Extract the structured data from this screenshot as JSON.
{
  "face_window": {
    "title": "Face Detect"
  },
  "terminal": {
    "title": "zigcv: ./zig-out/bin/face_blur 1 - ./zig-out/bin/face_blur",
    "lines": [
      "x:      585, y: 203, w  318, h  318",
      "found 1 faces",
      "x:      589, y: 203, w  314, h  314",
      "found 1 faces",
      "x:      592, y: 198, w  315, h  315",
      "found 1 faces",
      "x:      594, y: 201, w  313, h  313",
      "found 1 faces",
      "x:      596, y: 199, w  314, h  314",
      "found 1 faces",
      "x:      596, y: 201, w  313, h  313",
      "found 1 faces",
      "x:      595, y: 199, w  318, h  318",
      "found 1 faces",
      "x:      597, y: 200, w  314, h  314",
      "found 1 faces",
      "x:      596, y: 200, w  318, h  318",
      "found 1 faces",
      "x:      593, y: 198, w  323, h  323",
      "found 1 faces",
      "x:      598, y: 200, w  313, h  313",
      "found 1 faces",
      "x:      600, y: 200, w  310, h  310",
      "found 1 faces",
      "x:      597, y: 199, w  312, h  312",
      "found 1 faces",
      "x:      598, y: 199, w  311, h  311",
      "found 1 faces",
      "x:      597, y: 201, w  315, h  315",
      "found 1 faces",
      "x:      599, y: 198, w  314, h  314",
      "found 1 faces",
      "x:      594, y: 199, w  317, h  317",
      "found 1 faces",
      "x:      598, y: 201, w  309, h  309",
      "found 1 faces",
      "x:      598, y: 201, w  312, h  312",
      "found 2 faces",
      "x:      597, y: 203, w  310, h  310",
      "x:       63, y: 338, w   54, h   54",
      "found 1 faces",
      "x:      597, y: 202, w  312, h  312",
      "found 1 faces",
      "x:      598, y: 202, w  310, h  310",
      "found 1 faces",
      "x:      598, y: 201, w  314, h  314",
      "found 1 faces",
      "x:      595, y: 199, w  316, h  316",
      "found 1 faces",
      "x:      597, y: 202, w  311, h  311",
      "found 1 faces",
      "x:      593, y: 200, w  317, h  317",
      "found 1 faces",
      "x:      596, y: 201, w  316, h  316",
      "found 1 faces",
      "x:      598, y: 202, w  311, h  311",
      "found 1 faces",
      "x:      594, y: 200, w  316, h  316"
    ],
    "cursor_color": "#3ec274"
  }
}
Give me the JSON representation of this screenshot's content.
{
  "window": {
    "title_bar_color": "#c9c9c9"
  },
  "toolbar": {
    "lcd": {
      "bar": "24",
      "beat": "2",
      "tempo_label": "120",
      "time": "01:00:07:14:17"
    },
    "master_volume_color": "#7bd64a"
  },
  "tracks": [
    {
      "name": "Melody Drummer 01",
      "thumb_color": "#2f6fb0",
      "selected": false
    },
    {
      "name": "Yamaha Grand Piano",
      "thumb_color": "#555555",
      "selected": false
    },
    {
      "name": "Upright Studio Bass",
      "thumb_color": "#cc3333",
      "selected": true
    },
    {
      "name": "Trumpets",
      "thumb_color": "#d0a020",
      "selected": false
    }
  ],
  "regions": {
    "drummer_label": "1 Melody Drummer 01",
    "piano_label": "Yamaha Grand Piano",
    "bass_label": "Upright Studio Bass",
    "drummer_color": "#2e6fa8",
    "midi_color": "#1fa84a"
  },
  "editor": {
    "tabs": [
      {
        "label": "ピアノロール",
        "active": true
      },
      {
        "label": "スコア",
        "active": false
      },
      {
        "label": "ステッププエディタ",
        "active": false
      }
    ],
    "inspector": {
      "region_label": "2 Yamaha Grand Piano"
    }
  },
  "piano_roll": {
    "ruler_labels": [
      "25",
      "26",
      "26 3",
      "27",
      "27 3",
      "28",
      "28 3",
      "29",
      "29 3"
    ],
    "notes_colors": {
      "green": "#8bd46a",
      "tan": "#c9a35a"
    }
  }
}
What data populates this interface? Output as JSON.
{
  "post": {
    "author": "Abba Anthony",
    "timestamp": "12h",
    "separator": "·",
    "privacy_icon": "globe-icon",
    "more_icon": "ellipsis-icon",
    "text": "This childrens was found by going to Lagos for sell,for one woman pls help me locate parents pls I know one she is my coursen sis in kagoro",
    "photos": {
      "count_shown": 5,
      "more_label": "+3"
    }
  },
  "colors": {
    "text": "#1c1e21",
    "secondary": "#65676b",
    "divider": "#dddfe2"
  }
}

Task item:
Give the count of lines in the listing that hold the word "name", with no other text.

Finished exercise:
4